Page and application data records

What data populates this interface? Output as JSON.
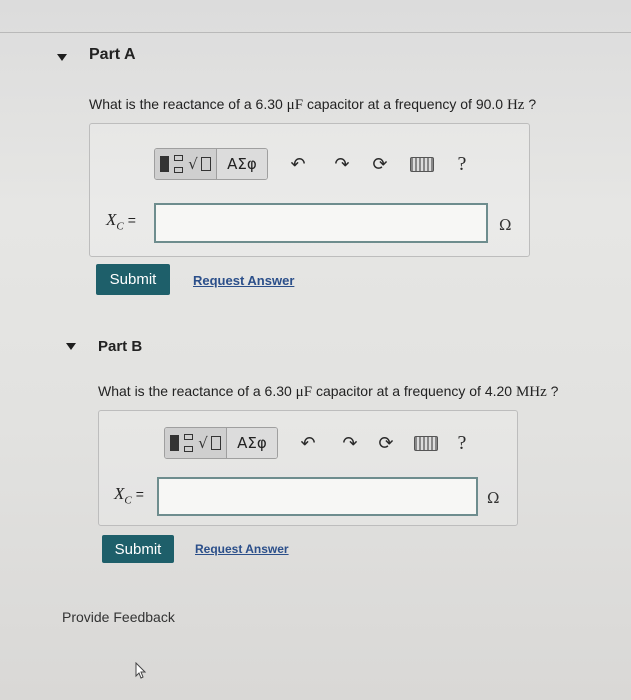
{
  "part_a": {
    "title": "Part A",
    "question_prefix": "What is the reactance of a 6.30 ",
    "question_unit1": "μF",
    "question_mid": " capacitor at a frequency of 90.0 ",
    "question_unit2": "Hz",
    "question_suffix": " ?",
    "toolbar": {
      "greek_label": "ΑΣφ",
      "help_label": "?"
    },
    "variable": "X",
    "variable_sub": "C",
    "equals": "=",
    "input_value": "",
    "unit": "Ω",
    "submit_label": "Submit",
    "request_label": "Request Answer"
  },
  "part_b": {
    "title": "Part B",
    "question_prefix": "What is the reactance of a 6.30 ",
    "question_unit1": "μF",
    "question_mid": " capacitor at a frequency of 4.20 ",
    "question_unit2": "MHz",
    "question_suffix": " ?",
    "toolbar": {
      "greek_label": "ΑΣφ",
      "help_label": "?"
    },
    "variable": "X",
    "variable_sub": "C",
    "equals": "=",
    "input_value": "",
    "unit": "Ω",
    "submit_label": "Submit",
    "request_label": "Request Answer"
  },
  "feedback_label": "Provide Feedback",
  "colors": {
    "submit_bg": "#1e5f6a",
    "link": "#2b4f8a",
    "input_border": "#6e8d8e"
  }
}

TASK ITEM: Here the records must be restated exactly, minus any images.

RESPONSE TO THE TASK:
What data populates this interface? Output as JSON.
{
  "part_a": {
    "title": "Part A",
    "question_prefix": "What is the reactance of a 6.30 ",
    "question_unit1": "μF",
    "question_mid": " capacitor at a frequency of 90.0 ",
    "question_unit2": "Hz",
    "question_suffix": " ?",
    "toolbar": {
      "greek_label": "ΑΣφ",
      "help_label": "?"
    },
    "variable": "X",
    "variable_sub": "C",
    "equals": "=",
    "input_value": "",
    "unit": "Ω",
    "submit_label": "Submit",
    "request_label": "Request Answer"
  },
  "part_b": {
    "title": "Part B",
    "question_prefix": "What is the reactance of a 6.30 ",
    "question_unit1": "μF",
    "question_mid": " capacitor at a frequency of 4.20 ",
    "question_unit2": "MHz",
    "question_suffix": " ?",
    "toolbar": {
      "greek_label": "ΑΣφ",
      "help_label": "?"
    },
    "variable": "X",
    "variable_sub": "C",
    "equals": "=",
    "input_value": "",
    "unit": "Ω",
    "submit_label": "Submit",
    "request_label": "Request Answer"
  },
  "feedback_label": "Provide Feedback",
  "colors": {
    "submit_bg": "#1e5f6a",
    "link": "#2b4f8a",
    "input_border": "#6e8d8e"
  }
}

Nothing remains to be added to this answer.